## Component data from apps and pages

····················

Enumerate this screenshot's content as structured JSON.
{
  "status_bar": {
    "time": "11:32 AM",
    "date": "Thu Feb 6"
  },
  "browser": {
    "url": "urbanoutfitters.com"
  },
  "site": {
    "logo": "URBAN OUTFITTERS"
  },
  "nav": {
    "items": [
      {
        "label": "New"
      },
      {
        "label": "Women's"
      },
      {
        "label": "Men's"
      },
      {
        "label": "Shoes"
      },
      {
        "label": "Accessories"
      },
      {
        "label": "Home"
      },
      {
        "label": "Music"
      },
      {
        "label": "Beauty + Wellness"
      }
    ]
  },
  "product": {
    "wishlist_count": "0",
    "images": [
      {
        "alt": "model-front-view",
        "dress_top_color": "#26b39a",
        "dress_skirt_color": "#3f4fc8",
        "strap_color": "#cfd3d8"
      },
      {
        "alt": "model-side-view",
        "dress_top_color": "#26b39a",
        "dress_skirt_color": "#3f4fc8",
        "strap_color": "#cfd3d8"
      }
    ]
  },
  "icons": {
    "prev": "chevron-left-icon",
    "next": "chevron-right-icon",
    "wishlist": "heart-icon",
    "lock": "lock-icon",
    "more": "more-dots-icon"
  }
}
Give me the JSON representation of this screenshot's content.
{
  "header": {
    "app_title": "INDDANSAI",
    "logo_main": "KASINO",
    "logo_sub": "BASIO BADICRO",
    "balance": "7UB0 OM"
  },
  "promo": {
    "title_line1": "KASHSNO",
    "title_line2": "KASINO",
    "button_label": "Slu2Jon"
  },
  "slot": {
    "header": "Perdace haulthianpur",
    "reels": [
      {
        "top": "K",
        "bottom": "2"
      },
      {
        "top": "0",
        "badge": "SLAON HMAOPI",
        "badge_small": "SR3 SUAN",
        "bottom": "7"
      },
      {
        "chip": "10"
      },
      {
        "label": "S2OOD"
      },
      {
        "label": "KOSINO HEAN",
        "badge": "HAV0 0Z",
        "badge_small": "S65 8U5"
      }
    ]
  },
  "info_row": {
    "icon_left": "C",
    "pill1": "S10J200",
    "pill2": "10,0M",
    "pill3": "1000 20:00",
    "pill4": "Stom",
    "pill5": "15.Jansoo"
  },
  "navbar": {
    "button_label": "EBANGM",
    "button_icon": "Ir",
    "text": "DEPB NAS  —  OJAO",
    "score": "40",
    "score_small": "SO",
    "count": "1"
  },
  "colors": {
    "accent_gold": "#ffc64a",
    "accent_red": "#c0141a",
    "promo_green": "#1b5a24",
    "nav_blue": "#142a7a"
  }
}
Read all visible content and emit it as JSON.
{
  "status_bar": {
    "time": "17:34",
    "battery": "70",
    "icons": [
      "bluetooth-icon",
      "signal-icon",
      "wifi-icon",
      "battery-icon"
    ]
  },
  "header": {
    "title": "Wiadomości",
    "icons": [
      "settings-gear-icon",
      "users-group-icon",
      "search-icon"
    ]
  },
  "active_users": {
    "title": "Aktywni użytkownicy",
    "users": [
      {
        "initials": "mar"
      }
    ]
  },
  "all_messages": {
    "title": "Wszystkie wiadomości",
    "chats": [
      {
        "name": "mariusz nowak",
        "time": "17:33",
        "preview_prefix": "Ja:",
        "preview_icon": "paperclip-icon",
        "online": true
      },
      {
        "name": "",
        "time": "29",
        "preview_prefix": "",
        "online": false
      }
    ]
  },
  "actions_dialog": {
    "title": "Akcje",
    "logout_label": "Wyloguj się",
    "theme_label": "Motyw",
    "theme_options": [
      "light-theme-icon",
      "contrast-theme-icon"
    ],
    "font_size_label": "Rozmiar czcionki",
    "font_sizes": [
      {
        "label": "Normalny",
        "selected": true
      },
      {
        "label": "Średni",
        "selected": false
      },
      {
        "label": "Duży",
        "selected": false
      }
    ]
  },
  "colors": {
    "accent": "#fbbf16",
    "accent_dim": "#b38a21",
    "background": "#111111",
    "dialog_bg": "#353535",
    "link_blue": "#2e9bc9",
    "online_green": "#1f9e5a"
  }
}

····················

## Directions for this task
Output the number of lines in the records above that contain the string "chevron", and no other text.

## Written response
2